ARMANDO: I would say that the biggest challenge that I have had, which is in relation to my Hispanic origins, has been the clarity of my accent. The fact that I grew up speaking Spanish primarily and did not learn English until I was 17 years old, my accent prevented me (or I thought it did) from being understood. Overtime, I practiced, asked for feedback from peers and gradually improved. For a while, I tried to change my accent, but then I realized that it was one of the unique traits I carry. There is a specific voice and accent that everyone around me recognizes as belonging to Armando Lara.
What is something interesting you can share about your Hispanic, Latin and/or Spanish culture/heritage?
YARELIS: In Puerto Rico, our culture is centered around family. Families often gather to eat, talk, laugh and even play games, such as dominos. We always have a reason to celebrate.
MARCELA: Something very interesting is that in Hispanic culture, there is a great diversity and richness of food appreciated worldwide. There is also a lot of history and background from ancient cultures that originated from Mexico, Central and South America that are part of our heritage. Other characteristics of the Hispanic culture are the warmth and openness to others, the service focus and the sympathy.
ARMANDO: Mariachi music is one of the most distinctive elements of Hispanic culture, one that I enjoy the most because it is a type of music that carries the passion, joy and life of Hispanic culture. Having grown up in Mexico, I was raised to listen and sing Mariachi music, and even today, I try to have Mariachi music when I host gatherings. Nothing sounds better than the combination of trumpets, guitars, violins, and the guitarrón (the Mariachi's bass) played together.
GUSTAVO: I am Mexican and, as most of the people that live in Latin America, I am the result of the combination of European and native ancestry.

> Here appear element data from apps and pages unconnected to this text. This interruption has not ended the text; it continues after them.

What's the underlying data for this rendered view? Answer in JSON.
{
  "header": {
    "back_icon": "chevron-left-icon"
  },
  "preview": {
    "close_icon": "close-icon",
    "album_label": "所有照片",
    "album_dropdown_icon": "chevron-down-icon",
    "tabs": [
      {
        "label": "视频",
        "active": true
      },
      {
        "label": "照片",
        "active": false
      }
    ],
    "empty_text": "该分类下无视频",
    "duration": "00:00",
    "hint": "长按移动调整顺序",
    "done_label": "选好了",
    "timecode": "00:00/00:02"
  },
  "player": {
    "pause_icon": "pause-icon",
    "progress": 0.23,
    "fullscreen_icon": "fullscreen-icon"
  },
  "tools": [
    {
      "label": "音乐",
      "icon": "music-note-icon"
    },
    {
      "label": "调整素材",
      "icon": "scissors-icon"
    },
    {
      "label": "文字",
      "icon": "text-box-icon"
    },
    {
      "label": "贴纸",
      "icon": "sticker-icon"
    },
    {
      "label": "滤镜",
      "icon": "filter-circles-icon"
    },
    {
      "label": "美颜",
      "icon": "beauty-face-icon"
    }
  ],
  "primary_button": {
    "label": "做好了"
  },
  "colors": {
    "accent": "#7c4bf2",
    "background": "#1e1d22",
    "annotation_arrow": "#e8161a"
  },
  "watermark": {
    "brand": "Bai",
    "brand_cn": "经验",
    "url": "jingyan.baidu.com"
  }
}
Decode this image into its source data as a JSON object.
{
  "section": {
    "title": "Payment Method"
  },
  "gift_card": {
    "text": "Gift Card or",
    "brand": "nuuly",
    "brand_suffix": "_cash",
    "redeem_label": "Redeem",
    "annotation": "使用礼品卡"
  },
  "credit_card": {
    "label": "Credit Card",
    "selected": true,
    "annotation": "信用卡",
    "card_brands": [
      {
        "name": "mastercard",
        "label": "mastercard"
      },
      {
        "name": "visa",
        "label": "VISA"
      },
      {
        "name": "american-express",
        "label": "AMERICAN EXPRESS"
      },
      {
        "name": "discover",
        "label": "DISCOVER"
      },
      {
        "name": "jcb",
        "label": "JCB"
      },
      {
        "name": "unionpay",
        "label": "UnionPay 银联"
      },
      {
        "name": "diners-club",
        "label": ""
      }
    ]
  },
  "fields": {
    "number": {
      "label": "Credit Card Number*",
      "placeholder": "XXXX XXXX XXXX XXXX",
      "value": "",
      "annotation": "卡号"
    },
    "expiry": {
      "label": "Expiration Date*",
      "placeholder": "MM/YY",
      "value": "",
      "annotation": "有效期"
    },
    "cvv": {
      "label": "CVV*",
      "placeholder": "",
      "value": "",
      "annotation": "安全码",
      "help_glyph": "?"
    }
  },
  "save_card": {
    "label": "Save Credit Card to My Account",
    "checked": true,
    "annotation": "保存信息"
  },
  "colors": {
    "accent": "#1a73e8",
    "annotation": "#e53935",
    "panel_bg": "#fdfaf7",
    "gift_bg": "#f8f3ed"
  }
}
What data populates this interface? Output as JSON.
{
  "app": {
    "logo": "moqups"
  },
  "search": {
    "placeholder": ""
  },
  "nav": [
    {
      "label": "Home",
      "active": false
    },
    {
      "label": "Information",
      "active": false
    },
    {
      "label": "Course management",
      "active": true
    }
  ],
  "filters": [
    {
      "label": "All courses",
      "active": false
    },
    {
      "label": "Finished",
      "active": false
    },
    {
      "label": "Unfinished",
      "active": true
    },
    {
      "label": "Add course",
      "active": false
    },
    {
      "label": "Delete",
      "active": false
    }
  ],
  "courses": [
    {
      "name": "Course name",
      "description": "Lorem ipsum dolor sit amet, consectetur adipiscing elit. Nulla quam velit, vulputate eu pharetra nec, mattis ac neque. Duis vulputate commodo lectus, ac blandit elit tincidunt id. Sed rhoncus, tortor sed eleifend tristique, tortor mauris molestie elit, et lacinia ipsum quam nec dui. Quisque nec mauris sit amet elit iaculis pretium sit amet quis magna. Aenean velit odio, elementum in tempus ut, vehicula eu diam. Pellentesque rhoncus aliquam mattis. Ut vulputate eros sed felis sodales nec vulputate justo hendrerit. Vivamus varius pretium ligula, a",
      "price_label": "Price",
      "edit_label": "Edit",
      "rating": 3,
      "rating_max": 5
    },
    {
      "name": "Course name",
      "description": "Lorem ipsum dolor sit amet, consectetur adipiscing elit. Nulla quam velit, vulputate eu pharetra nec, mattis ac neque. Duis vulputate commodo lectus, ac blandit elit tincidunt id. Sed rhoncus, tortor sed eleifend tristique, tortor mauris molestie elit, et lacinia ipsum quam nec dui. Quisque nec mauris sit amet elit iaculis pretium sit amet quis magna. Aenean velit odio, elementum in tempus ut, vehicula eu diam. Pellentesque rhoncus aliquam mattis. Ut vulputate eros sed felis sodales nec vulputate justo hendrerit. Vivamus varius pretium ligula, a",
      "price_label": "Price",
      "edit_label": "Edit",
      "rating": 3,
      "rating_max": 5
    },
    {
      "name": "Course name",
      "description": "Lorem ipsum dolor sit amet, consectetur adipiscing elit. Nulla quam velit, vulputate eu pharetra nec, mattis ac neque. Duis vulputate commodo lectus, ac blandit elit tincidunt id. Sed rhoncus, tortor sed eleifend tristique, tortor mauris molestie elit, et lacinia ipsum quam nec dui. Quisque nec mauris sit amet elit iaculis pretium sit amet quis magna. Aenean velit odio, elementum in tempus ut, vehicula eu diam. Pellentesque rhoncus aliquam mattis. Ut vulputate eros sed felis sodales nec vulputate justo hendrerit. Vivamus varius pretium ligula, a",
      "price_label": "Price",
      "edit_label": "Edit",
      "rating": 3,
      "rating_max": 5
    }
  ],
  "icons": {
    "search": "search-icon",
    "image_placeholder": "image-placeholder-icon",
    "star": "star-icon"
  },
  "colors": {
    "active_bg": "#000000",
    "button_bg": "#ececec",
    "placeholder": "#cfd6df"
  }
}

Because of that mixed ancestry, I have learned to understand, appreciate and respect different cultural backgrounds.